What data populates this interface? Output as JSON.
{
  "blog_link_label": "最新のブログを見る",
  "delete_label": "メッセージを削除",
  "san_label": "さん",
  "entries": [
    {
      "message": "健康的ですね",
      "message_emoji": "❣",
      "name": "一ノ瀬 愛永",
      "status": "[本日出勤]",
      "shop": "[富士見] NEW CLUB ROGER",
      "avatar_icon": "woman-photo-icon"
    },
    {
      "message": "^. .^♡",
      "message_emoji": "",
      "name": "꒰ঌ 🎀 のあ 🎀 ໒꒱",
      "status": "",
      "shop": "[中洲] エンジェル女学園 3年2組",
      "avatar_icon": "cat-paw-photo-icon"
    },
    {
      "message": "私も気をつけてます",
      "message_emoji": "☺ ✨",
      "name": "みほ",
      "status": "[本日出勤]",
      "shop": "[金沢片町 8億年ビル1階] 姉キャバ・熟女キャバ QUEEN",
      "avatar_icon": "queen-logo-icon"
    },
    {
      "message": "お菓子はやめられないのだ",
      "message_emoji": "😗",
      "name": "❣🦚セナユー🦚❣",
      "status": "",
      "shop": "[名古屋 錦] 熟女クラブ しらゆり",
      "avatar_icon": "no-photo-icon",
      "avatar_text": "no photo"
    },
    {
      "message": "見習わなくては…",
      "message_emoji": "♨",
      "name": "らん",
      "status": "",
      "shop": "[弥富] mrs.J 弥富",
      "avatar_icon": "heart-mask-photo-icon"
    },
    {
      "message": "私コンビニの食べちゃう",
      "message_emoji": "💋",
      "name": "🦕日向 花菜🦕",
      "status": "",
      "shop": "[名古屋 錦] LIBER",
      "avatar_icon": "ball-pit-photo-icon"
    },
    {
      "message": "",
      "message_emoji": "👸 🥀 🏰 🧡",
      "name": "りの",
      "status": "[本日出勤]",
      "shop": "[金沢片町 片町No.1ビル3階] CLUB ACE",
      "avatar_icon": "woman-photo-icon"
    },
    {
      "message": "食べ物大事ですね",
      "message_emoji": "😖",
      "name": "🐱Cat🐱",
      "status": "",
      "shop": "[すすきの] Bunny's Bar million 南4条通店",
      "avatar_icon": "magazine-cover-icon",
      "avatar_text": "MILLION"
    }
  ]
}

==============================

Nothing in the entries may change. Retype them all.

• Exercise output:
What data populates this interface? Output as JSON.
{
  "blog_link_label": "最新のブログを見る",
  "delete_label": "メッセージを削除",
  "san_label": "さん",
  "entries": [
    {
      "message": "健康的ですね",
      "message_emoji": "❣",
      "name": "一ノ瀬 愛永",
      "status": "[本日出勤]",
      "shop": "[富士見] NEW CLUB ROGER",
      "avatar_icon": "woman-photo-icon"
    },
    {
      "message": "^. .^♡",
      "message_emoji": "",
      "name": "꒰ঌ 🎀 のあ 🎀 ໒꒱",
      "status": "",
      "shop": "[中洲] エンジェル女学園 3年2組",
      "avatar_icon": "cat-paw-photo-icon"
    },
    {
      "message": "私も気をつけてます",
      "message_emoji": "☺ ✨",
      "name": "みほ",
      "status": "[本日出勤]",
      "shop": "[金沢片町 8億年ビル1階] 姉キャバ・熟女キャバ QUEEN",
      "avatar_icon": "queen-logo-icon"
    },
    {
      "message": "お菓子はやめられないのだ",
      "message_emoji": "😗",
      "name": "❣🦚セナユー🦚❣",
      "status": "",
      "shop": "[名古屋 錦] 熟女クラブ しらゆり",
      "avatar_icon": "no-photo-icon",
      "avatar_text": "no photo"
    },
    {
      "message": "見習わなくては…",
      "message_emoji": "♨",
      "name": "らん",
      "status": "",
      "shop": "[弥富] mrs.J 弥富",
      "avatar_icon": "heart-mask-photo-icon"
    },
    {
      "message": "私コンビニの食べちゃう",
      "message_emoji": "💋",
      "name": "🦕日向 花菜🦕",
      "status": "",
      "shop": "[名古屋 錦] LIBER",
      "avatar_icon": "ball-pit-photo-icon"
    },
    {
      "message": "",
      "message_emoji": "👸 🥀 🏰 🧡",
      "name": "りの",
      "status": "[本日出勤]",
      "shop": "[金沢片町 片町No.1ビル3階] CLUB ACE",
      "avatar_icon": "woman-photo-icon"
    },
    {
      "message": "食べ物大事ですね",
      "message_emoji": "😖",
      "name": "🐱Cat🐱",
      "status": "",
      "shop": "[すすきの] Bunny's Bar million 南4条通店",
      "avatar_icon": "magazine-cover-icon",
      "avatar_text": "MILLION"
    }
  ]
}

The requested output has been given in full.